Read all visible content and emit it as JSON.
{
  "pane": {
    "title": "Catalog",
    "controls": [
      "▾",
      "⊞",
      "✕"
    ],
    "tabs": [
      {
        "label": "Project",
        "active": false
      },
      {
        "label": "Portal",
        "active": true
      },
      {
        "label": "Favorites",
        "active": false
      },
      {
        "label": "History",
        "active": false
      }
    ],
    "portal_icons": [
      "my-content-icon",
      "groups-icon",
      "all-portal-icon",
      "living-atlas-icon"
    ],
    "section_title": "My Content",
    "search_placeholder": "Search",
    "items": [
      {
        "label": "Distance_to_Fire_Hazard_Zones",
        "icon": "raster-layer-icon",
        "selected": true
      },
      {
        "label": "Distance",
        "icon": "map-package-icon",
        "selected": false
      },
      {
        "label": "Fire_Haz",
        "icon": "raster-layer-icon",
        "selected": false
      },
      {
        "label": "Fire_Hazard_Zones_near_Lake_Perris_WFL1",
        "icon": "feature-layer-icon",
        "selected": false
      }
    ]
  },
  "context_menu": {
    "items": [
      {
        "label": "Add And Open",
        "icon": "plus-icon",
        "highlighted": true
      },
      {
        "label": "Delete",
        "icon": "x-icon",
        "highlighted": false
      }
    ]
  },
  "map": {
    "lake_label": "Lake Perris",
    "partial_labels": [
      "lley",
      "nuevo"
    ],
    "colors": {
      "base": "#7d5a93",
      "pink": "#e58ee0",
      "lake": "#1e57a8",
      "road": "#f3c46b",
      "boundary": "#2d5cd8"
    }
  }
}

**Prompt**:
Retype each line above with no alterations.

**Exercise solution**:
Read all visible content and emit it as JSON.
{
  "pane": {
    "title": "Catalog",
    "controls": [
      "▾",
      "⊞",
      "✕"
    ],
    "tabs": [
      {
        "label": "Project",
        "active": false
      },
      {
        "label": "Portal",
        "active": true
      },
      {
        "label": "Favorites",
        "active": false
      },
      {
        "label": "History",
        "active": false
      }
    ],
    "portal_icons": [
      "my-content-icon",
      "groups-icon",
      "all-portal-icon",
      "living-atlas-icon"
    ],
    "section_title": "My Content",
    "search_placeholder": "Search",
    "items": [
      {
        "label": "Distance_to_Fire_Hazard_Zones",
        "icon": "raster-layer-icon",
        "selected": true
      },
      {
        "label": "Distance",
        "icon": "map-package-icon",
        "selected": false
      },
      {
        "label": "Fire_Haz",
        "icon": "raster-layer-icon",
        "selected": false
      },
      {
        "label": "Fire_Hazard_Zones_near_Lake_Perris_WFL1",
        "icon": "feature-layer-icon",
        "selected": false
      }
    ]
  },
  "context_menu": {
    "items": [
      {
        "label": "Add And Open",
        "icon": "plus-icon",
        "highlighted": true
      },
      {
        "label": "Delete",
        "icon": "x-icon",
        "highlighted": false
      }
    ]
  },
  "map": {
    "lake_label": "Lake Perris",
    "partial_labels": [
      "lley",
      "nuevo"
    ],
    "colors": {
      "base": "#7d5a93",
      "pink": "#e58ee0",
      "lake": "#1e57a8",
      "road": "#f3c46b",
      "boundary": "#2d5cd8"
    }
  }
}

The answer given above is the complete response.